Problem — An unchanged copy of every record below, without pictures, is the goal.

(The records begins)

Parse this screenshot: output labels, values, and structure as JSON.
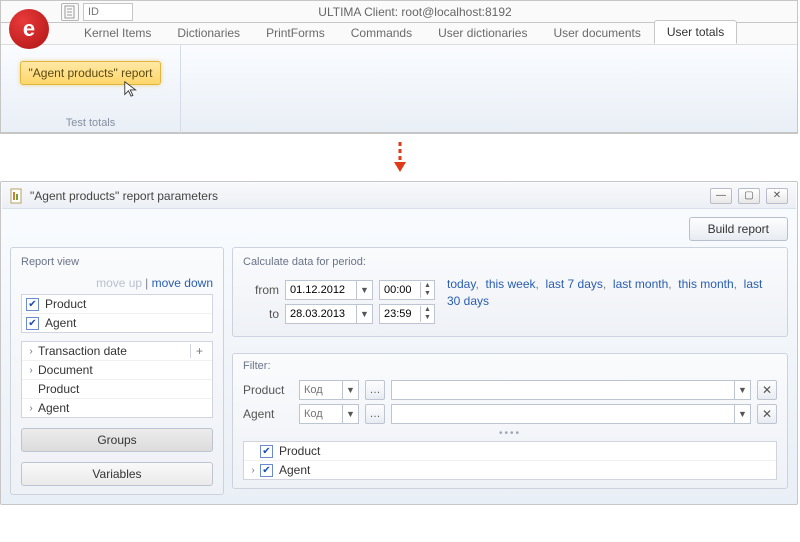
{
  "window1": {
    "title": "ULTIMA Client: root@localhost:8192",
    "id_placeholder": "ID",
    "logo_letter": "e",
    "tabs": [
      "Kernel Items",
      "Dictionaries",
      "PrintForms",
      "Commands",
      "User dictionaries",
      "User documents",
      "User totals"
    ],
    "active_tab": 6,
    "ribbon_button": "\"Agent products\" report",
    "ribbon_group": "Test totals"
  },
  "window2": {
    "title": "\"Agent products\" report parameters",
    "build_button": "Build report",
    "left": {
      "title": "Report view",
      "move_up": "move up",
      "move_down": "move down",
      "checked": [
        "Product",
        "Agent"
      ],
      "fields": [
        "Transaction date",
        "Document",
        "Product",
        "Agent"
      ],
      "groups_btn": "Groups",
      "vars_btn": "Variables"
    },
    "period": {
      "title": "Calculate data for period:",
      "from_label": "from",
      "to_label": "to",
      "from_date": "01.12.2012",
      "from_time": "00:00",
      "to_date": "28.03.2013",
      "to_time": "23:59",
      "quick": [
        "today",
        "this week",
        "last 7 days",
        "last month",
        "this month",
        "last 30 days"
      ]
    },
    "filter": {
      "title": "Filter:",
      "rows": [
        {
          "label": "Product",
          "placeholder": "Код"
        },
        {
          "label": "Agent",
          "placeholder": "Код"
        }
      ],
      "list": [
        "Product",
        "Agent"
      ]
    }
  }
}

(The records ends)

Exercise output —
Parse this screenshot: output labels, values, and structure as JSON.
{
  "window1": {
    "title": "ULTIMA Client: root@localhost:8192",
    "id_placeholder": "ID",
    "logo_letter": "e",
    "tabs": [
      "Kernel Items",
      "Dictionaries",
      "PrintForms",
      "Commands",
      "User dictionaries",
      "User documents",
      "User totals"
    ],
    "active_tab": 6,
    "ribbon_button": "\"Agent products\" report",
    "ribbon_group": "Test totals"
  },
  "window2": {
    "title": "\"Agent products\" report parameters",
    "build_button": "Build report",
    "left": {
      "title": "Report view",
      "move_up": "move up",
      "move_down": "move down",
      "checked": [
        "Product",
        "Agent"
      ],
      "fields": [
        "Transaction date",
        "Document",
        "Product",
        "Agent"
      ],
      "groups_btn": "Groups",
      "vars_btn": "Variables"
    },
    "period": {
      "title": "Calculate data for period:",
      "from_label": "from",
      "to_label": "to",
      "from_date": "01.12.2012",
      "from_time": "00:00",
      "to_date": "28.03.2013",
      "to_time": "23:59",
      "quick": [
        "today",
        "this week",
        "last 7 days",
        "last month",
        "this month",
        "last 30 days"
      ]
    },
    "filter": {
      "title": "Filter:",
      "rows": [
        {
          "label": "Product",
          "placeholder": "Код"
        },
        {
          "label": "Agent",
          "placeholder": "Код"
        }
      ],
      "list": [
        "Product",
        "Agent"
      ]
    }
  }
}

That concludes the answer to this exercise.